| Goal of the exercise |
Without including any pictures, copy every line below exactly.

--- Raw data Enclosed Below ---

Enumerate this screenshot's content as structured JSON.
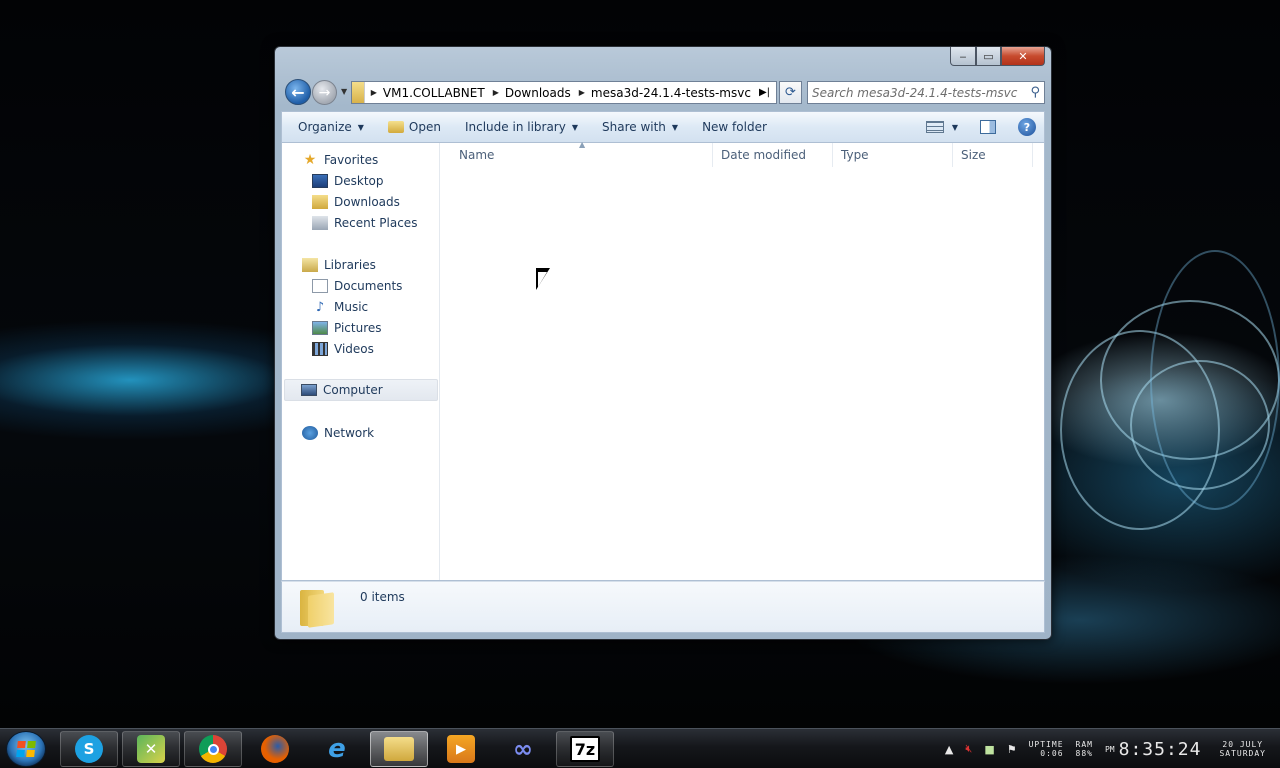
{
  "window": {
    "controls": {
      "minimize": "‒",
      "maximize": "▭",
      "close": "✕"
    }
  },
  "address_bar": {
    "breadcrumbs": [
      "VM1.COLLABNET",
      "Downloads",
      "mesa3d-24.1.4-tests-msvc"
    ],
    "search_placeholder": "Search mesa3d-24.1.4-tests-msvc"
  },
  "toolbar": {
    "organize": "Organize",
    "open": "Open",
    "include_in_library": "Include in library",
    "share_with": "Share with",
    "new_folder": "New folder"
  },
  "nav_pane": {
    "favorites": "Favorites",
    "desktop": "Desktop",
    "downloads": "Downloads",
    "recent_places": "Recent Places",
    "libraries": "Libraries",
    "documents": "Documents",
    "music": "Music",
    "pictures": "Pictures",
    "videos": "Videos",
    "computer": "Computer",
    "network": "Network"
  },
  "columns": {
    "name": "Name",
    "date_modified": "Date modified",
    "type": "Type",
    "size": "Size"
  },
  "details": {
    "item_count": "0 items"
  },
  "taskbar": {
    "apps": [
      "skype-icon",
      "remote-users-icon",
      "chrome-icon",
      "firefox-icon",
      "internet-explorer-icon",
      "windows-explorer-icon",
      "media-player-icon",
      "infinity-app-icon",
      "7zip-icon"
    ],
    "seven_zip_label": "7z",
    "uptime_label": "UPTIME",
    "uptime_value": "0:06",
    "ram_label": "RAM",
    "ram_value": "88%",
    "ampm": "PM",
    "time": "8:35:24",
    "date": "20 JULY",
    "weekday": "SATURDAY"
  }
}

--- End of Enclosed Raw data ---

| Task output |
Enumerate this screenshot's content as structured JSON.
{
  "window": {
    "controls": {
      "minimize": "‒",
      "maximize": "▭",
      "close": "✕"
    }
  },
  "address_bar": {
    "breadcrumbs": [
      "VM1.COLLABNET",
      "Downloads",
      "mesa3d-24.1.4-tests-msvc"
    ],
    "search_placeholder": "Search mesa3d-24.1.4-tests-msvc"
  },
  "toolbar": {
    "organize": "Organize",
    "open": "Open",
    "include_in_library": "Include in library",
    "share_with": "Share with",
    "new_folder": "New folder"
  },
  "nav_pane": {
    "favorites": "Favorites",
    "desktop": "Desktop",
    "downloads": "Downloads",
    "recent_places": "Recent Places",
    "libraries": "Libraries",
    "documents": "Documents",
    "music": "Music",
    "pictures": "Pictures",
    "videos": "Videos",
    "computer": "Computer",
    "network": "Network"
  },
  "columns": {
    "name": "Name",
    "date_modified": "Date modified",
    "type": "Type",
    "size": "Size"
  },
  "details": {
    "item_count": "0 items"
  },
  "taskbar": {
    "apps": [
      "skype-icon",
      "remote-users-icon",
      "chrome-icon",
      "firefox-icon",
      "internet-explorer-icon",
      "windows-explorer-icon",
      "media-player-icon",
      "infinity-app-icon",
      "7zip-icon"
    ],
    "seven_zip_label": "7z",
    "uptime_label": "UPTIME",
    "uptime_value": "0:06",
    "ram_label": "RAM",
    "ram_value": "88%",
    "ampm": "PM",
    "time": "8:35:24",
    "date": "20 JULY",
    "weekday": "SATURDAY"
  }
}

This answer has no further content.